- Fleming , Sir John Ambrose
- (1849–1945) British physicist and electrical engineerFleming, who was born at Lancaster, studied for a short time at University College, London, but left before graduating. However, he continued his work for a science degree in his leisure hours while employed first in a shipwright's drawing office and later as a stockbroker's clerk. Between 1871 and 1880 he had alternate periods of school science teaching and further study, including working under James Clerk Maxwell from 1877 at the new Cavendish Laboratory in Cambridge. In 1881 he was appointed professor of mathematics and physics at University College, Nottingham. From 1882 to 1885 he worked as consultant to the Edison Electric Light Company in London. He was then appointed professor of electrical technology at University College, London, a post he held for 41 years.At University College Fleming gave special courses and experimented on wireless telegraphy, cooperating a great deal with Guglielmo Marconi. One of Fleming's outstandingly important inventions was the thermionic vacuum tube, a rectifying device based on an effect discovered by Thomas Edison. Fleming's diode consisted of a glass bulb containing two electrodes. One, a metal filament, was heated to incandescence by an electric current, so that it emitted electrons by thermionic emission. The second electrode (the anode) could collect electrons if held at a positive potential with respect to the filament (the cathode) and a current would flow. Current could not flow in the opposite direction – hence the name ‘valve’ for such devices. Lee de Forest developed the device into the triode for amplifying current.Other scientific contributions by Fleming included investigations into the property of materials, transformer design, electrical measurements, and photometry. He was an outstanding teacher and highly successful as a popular lecturer.

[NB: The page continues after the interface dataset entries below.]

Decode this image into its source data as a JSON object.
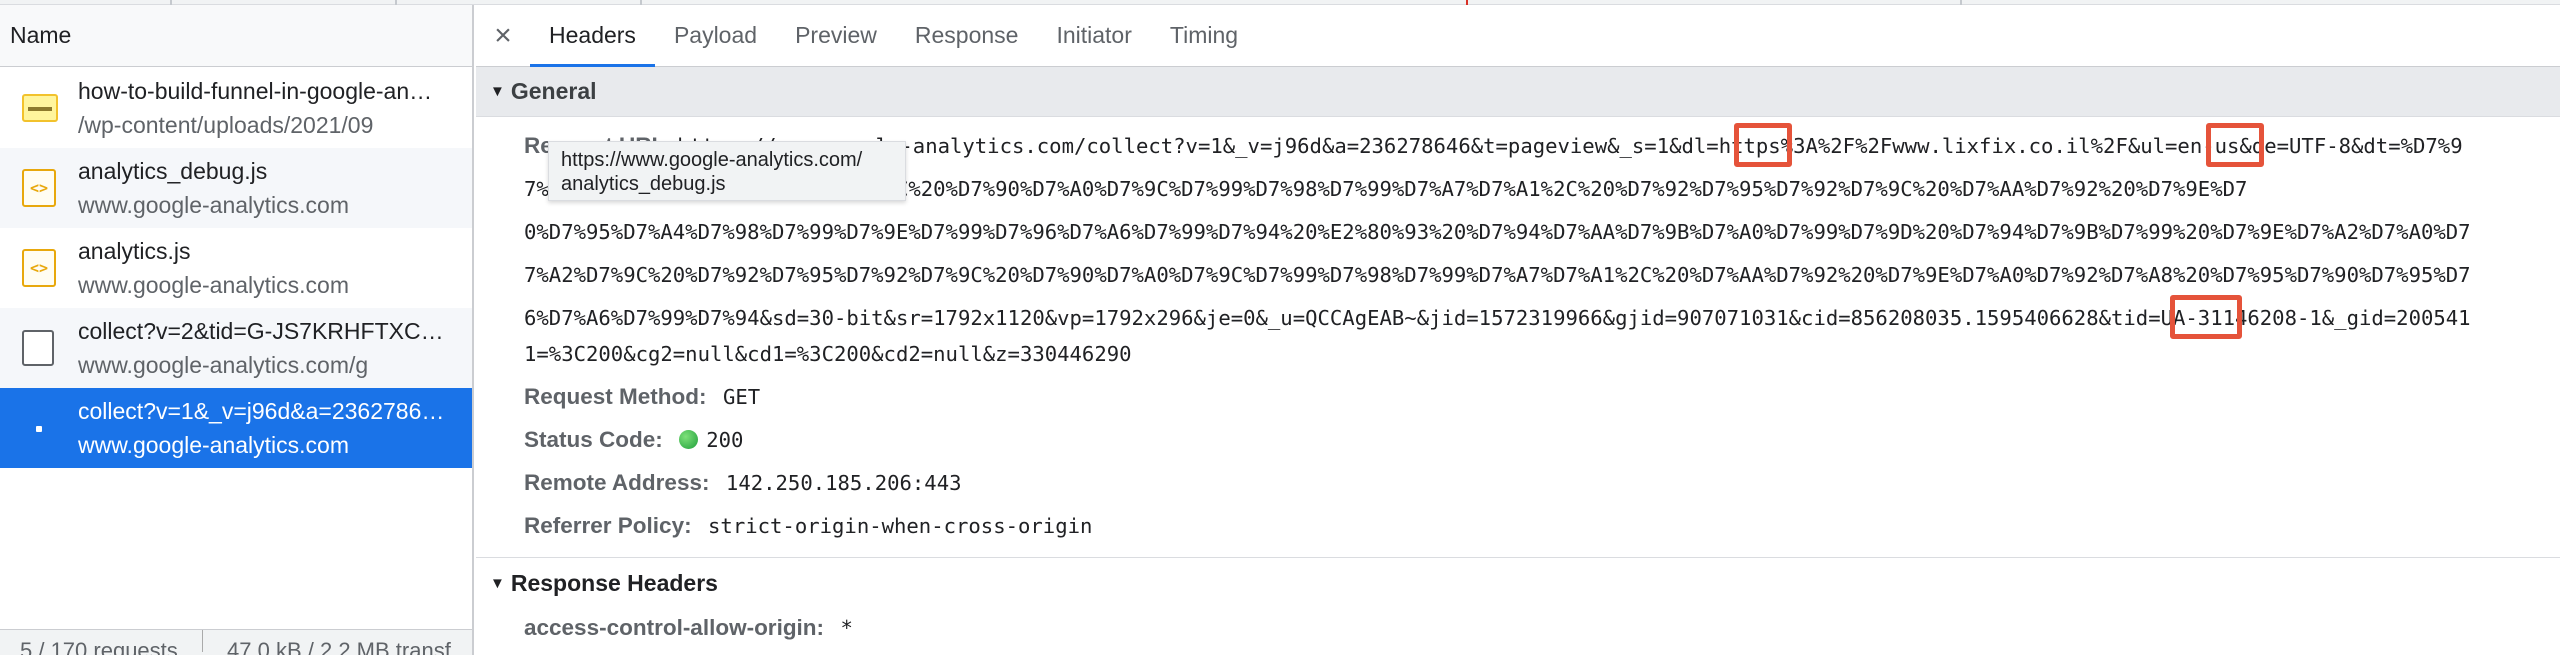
{
  "left_panel": {
    "column_header": "Name",
    "requests": [
      {
        "name": "how-to-build-funnel-in-google-an…",
        "path": "/wp-content/uploads/2021/09",
        "icon": "image-icon"
      },
      {
        "name": "analytics_debug.js",
        "path": "www.google-analytics.com",
        "icon": "script-icon"
      },
      {
        "name": "analytics.js",
        "path": "www.google-analytics.com",
        "icon": "script-icon"
      },
      {
        "name": "collect?v=2&tid=G-JS7KRHFTXC…",
        "path": "www.google-analytics.com/g",
        "icon": "document-icon"
      },
      {
        "name": "collect?v=1&_v=j96d&a=2362786…",
        "path": "www.google-analytics.com",
        "icon": "request-icon",
        "selected": true
      }
    ],
    "status": {
      "requests": "5 / 170 requests",
      "transfer": "47.0 kB / 2.2 MB transf"
    }
  },
  "tabs": {
    "items": [
      "Headers",
      "Payload",
      "Preview",
      "Response",
      "Initiator",
      "Timing"
    ],
    "active": "Headers"
  },
  "general": {
    "title": "General",
    "request_url_label": "Request URL:",
    "url_lines": [
      "https://www.google-analytics.com/collect?v=1&_v=j96d&a=236278646&t=pageview&_s=1&dl=https%3A%2F%2Fwww.lixfix.co.il%2F&ul=en-us&de=UTF-8&dt=%D7%9",
      "7%D7%95%D7%92%D7%95%D7%92%D7%9C%20%D7%90%D7%A0%D7%9C%D7%99%D7%98%D7%99%D7%A7%D7%A1%2C%20%D7%92%D7%95%D7%92%D7%9C%20%D7%AA%D7%92%20%D7%9E%D7",
      "0%D7%95%D7%A4%D7%98%D7%99%D7%9E%D7%99%D7%96%D7%A6%D7%99%D7%94%20%E2%80%93%20%D7%94%D7%AA%D7%9B%D7%A0%D7%99%D7%9D%20%D7%94%D7%9B%D7%99%20%D7%9E%D7%A2%D7%A0%D7",
      "7%A2%D7%9C%20%D7%92%D7%95%D7%92%D7%9C%20%D7%90%D7%A0%D7%9C%D7%99%D7%98%D7%99%D7%A7%D7%A1%2C%20%D7%AA%D7%92%20%D7%9E%D7%A0%D7%92%D7%A8%20%D7%95%D7%90%D7%95%D7",
      "6%D7%A6%D7%99%D7%94&sd=30-bit&sr=1792x1120&vp=1792x296&je=0&_u=QCCAgEAB~&jid=1572319966&gjid=907071031&cid=856208035.1595406628&tid=UA-31146208-1&_gid=200541",
      "1=%3C200&cg2=null&cd1=%3C200&cd2=null&z=330446290"
    ],
    "tooltip": {
      "line1": "https://www.google-analytics.com/",
      "line2": "analytics_debug.js"
    },
    "request_method_label": "Request Method:",
    "request_method": "GET",
    "status_code_label": "Status Code:",
    "status_code": "200",
    "status_color": "#1e9e3a",
    "remote_address_label": "Remote Address:",
    "remote_address": "142.250.185.206:443",
    "referrer_policy_label": "Referrer Policy:",
    "referrer_policy": "strict-origin-when-cross-origin"
  },
  "response_headers": {
    "title": "Response Headers",
    "first_label": "access-control-allow-origin:",
    "first_value": "*"
  },
  "highlight_color": "#e5533a",
  "accent_color": "#1a73e8"
}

Fleming's left hand rule and right hand rule are mnemonics for relating the direction of motion, magnetic field, and electric current in electric motors and generators respectively.
Scientists. Academic. 2011.